A supply fleet for Fort Scott reached the Apalachicola in July 1816. Clinch marched down the Apalachicola with a force of more than 100 American soldiers and about 150 friendly Creeks. The supply fleet met Clinch at the Negro Fort, and the two gunboats with the fleet took positions across the river from the fort. The blacks in the fort fired their cannon at the U.S. soldiers and their Creek allies, but had no training or experience in aiming the cannon. The Americans fired back, and the ninth shot fired by the gunboats, a "hot shot" (a cannon ball heated to a red glow), landed in the fort's powder magazine. The resulting explosion, which was heard more than 100 miles away in Pensacola, leveled the fort. Of about 320 people who had been in the fort, more than 250 died instantly, and many more died from their injuries soon after. After the destruction of the fort, the U.S. Army withdrew from Florida, but American squatters and outlaws carried out raids against the Seminoles, killing the Indians and stealing their slaves and cattle. Resentment over the killings and thefts committed by white Americans spread among the Seminoles, leading to retaliation, particularly stealing cattle back from the settlers. In February 1817, the Seminoles murdered a woman and her two small children on an isolated farm in southeastern Georgia.[12]

First Seminole War

See First Seminole War

Second Seminole War

See Second Seminole War

Third Seminole War

See Third Seminole War


  1. Milanich 1995. Pp. 213-231
  2. Missall 2004. Pp. 4-7.
  3. Missall. Pp. 10-12.
  4. Missall. Pp. 12-13, 18
  5. Missall. Pp. 13, 15-18.
  6. Missall. Pp. 16-20.
  7. Higgs
  8. Missall.

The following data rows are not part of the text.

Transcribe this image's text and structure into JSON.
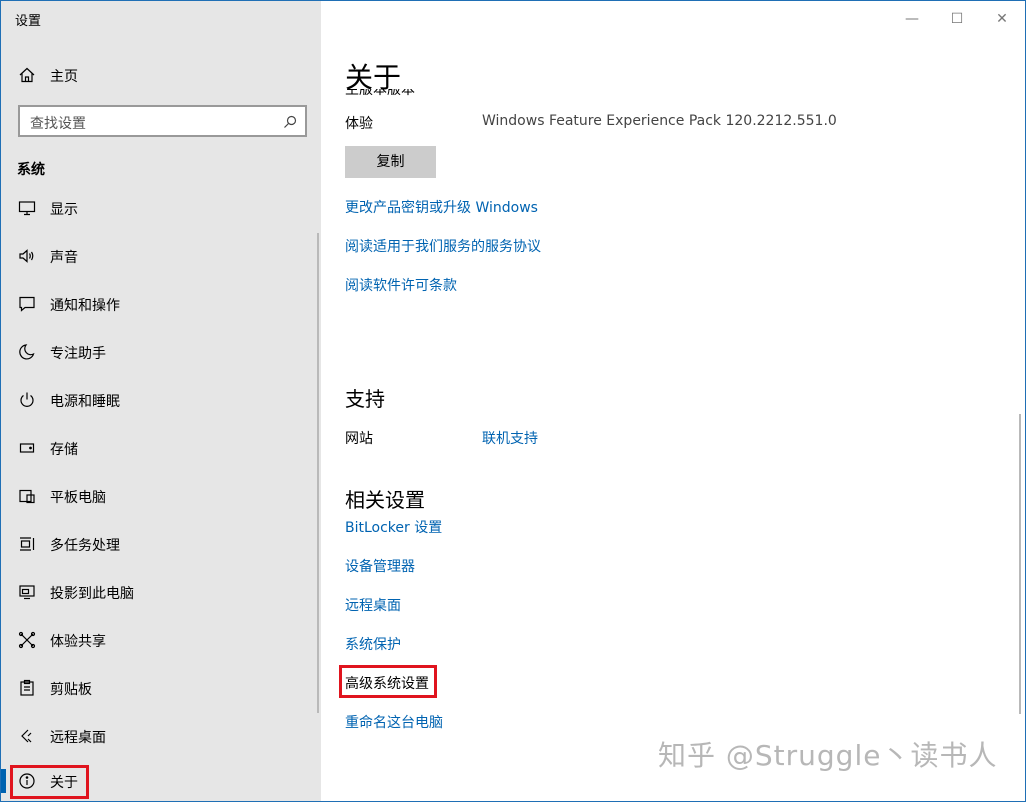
{
  "window": {
    "title": "设置",
    "buttons": {
      "minimize": "—",
      "maximize": "☐",
      "close": "✕"
    }
  },
  "sidebar": {
    "home_label": "主页",
    "search_placeholder": "查找设置",
    "section_title": "系统",
    "items": [
      {
        "label": "显示",
        "icon": "monitor-icon"
      },
      {
        "label": "声音",
        "icon": "speaker-icon"
      },
      {
        "label": "通知和操作",
        "icon": "message-icon"
      },
      {
        "label": "专注助手",
        "icon": "moon-icon"
      },
      {
        "label": "电源和睡眠",
        "icon": "power-icon"
      },
      {
        "label": "存储",
        "icon": "storage-icon"
      },
      {
        "label": "平板电脑",
        "icon": "tablet-icon"
      },
      {
        "label": "多任务处理",
        "icon": "multitask-icon"
      },
      {
        "label": "投影到此电脑",
        "icon": "project-icon"
      },
      {
        "label": "体验共享",
        "icon": "share-icon"
      },
      {
        "label": "剪贴板",
        "icon": "clipboard-icon"
      },
      {
        "label": "远程桌面",
        "icon": "remote-icon"
      },
      {
        "label": "关于",
        "icon": "info-icon",
        "selected": true
      }
    ]
  },
  "main": {
    "title": "关于",
    "cut_text": "主版本版本",
    "experience_label": "体验",
    "experience_value": "Windows Feature Experience Pack 120.2212.551.0",
    "copy_button": "复制",
    "links": [
      "更改产品密钥或升级 Windows",
      "阅读适用于我们服务的服务协议",
      "阅读软件许可条款"
    ],
    "support": {
      "title": "支持",
      "website_label": "网站",
      "website_link": "联机支持"
    },
    "related": {
      "title": "相关设置",
      "links": [
        "BitLocker 设置",
        "设备管理器",
        "远程桌面",
        "系统保护",
        "高级系统设置",
        "重命名这台电脑"
      ]
    }
  },
  "watermark": "知乎 @Struggle丶读书人",
  "colors": {
    "accent": "#0063b1",
    "highlight": "#e0141e",
    "sidebar_bg": "#e6e6e6"
  }
}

Pp. 20.
  9. Missall. Pp. 21-22.
  10. Missall. Pp. 24-27.
  11. Missall. Pp. 27-28.
  12. Missall. Pp. 28-32.


See Bibliography.